# Data excerpts:
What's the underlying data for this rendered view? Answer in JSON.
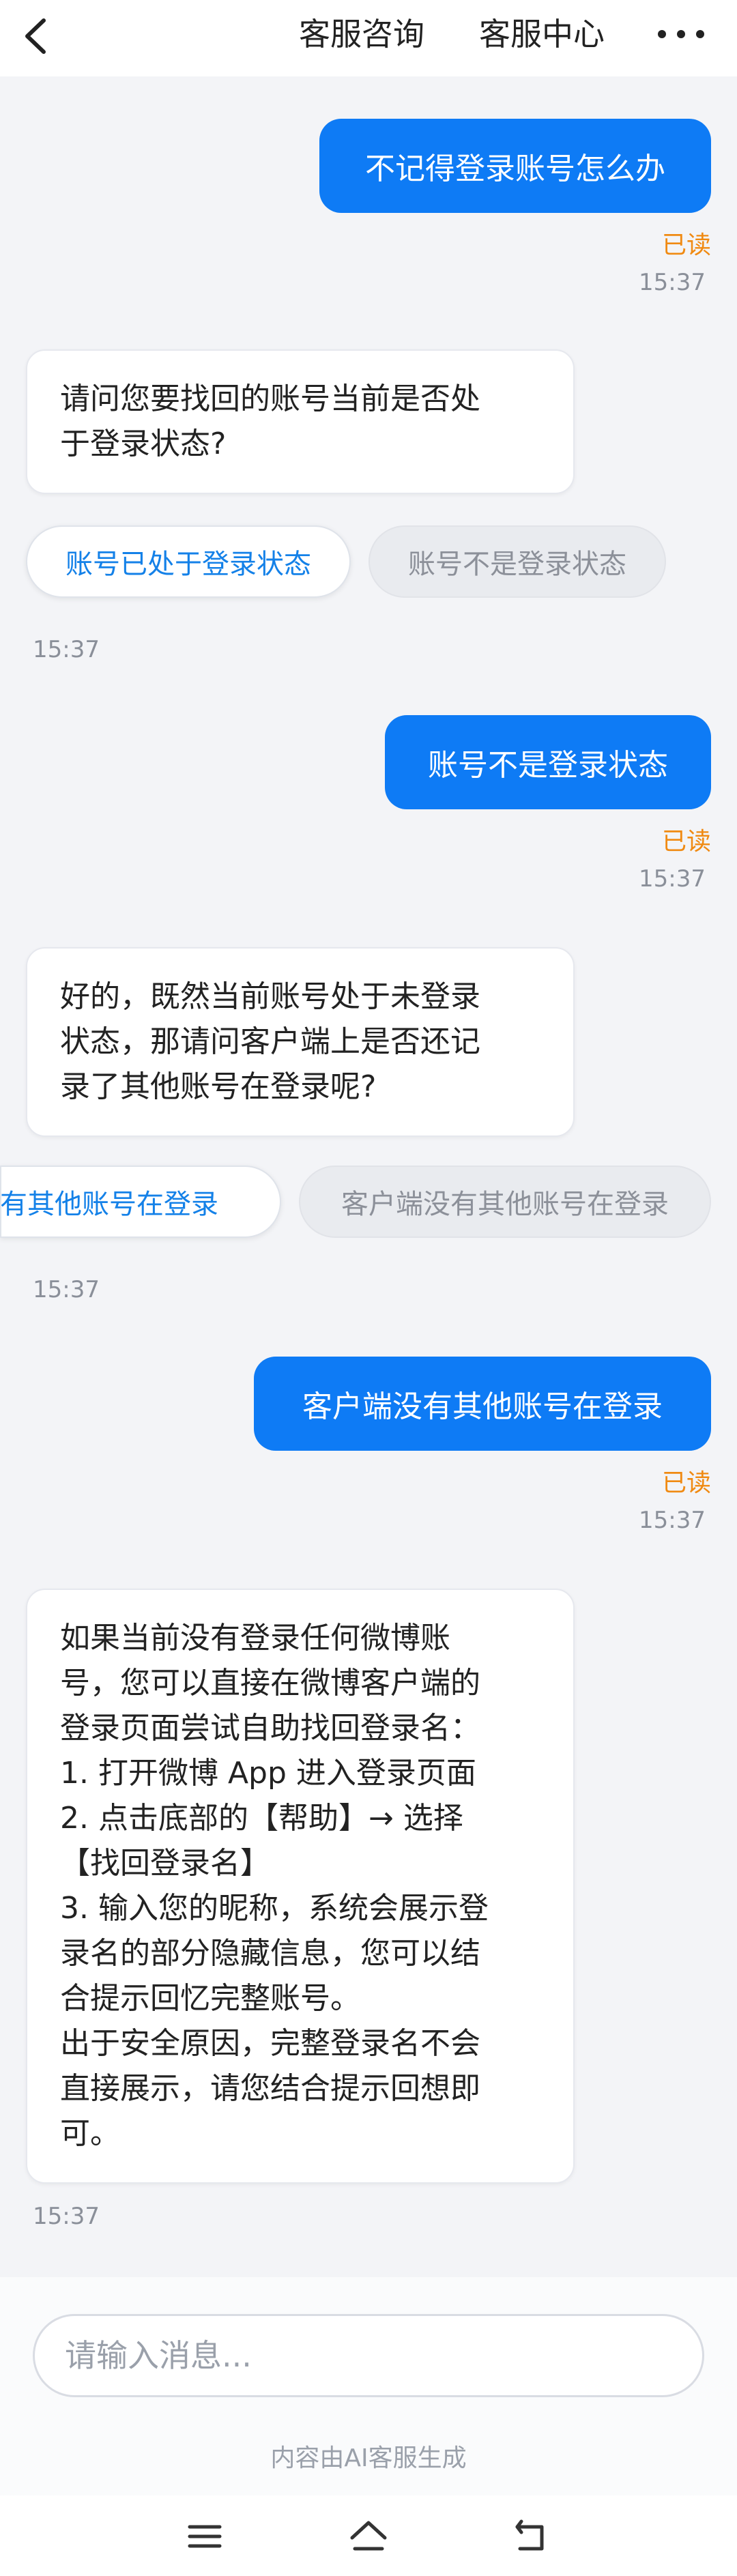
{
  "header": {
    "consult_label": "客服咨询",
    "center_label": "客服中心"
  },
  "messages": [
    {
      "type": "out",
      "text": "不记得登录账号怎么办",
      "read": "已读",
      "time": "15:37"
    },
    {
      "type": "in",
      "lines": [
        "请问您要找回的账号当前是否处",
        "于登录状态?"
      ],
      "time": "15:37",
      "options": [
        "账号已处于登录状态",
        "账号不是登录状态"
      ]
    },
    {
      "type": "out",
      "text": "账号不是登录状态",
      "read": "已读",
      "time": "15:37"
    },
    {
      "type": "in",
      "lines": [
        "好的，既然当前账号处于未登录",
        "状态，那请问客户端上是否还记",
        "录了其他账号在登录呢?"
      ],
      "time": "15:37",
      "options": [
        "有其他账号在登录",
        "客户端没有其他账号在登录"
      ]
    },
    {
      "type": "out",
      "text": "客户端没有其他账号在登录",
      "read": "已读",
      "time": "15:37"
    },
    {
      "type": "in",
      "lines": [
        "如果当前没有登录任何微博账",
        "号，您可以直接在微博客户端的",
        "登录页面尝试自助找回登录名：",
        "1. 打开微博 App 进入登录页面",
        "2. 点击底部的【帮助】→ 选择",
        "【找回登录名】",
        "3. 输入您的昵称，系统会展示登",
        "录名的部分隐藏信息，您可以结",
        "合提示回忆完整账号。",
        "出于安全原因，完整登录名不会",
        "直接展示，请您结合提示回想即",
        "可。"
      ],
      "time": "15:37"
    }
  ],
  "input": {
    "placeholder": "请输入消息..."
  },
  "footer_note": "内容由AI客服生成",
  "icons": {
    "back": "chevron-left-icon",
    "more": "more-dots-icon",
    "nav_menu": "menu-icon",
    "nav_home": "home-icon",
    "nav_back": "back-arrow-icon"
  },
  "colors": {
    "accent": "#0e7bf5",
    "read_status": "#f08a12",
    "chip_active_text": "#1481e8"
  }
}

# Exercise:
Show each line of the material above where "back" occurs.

# Exercise answer:
    "back": "chevron-left-icon",
    "nav_back": "back-arrow-icon"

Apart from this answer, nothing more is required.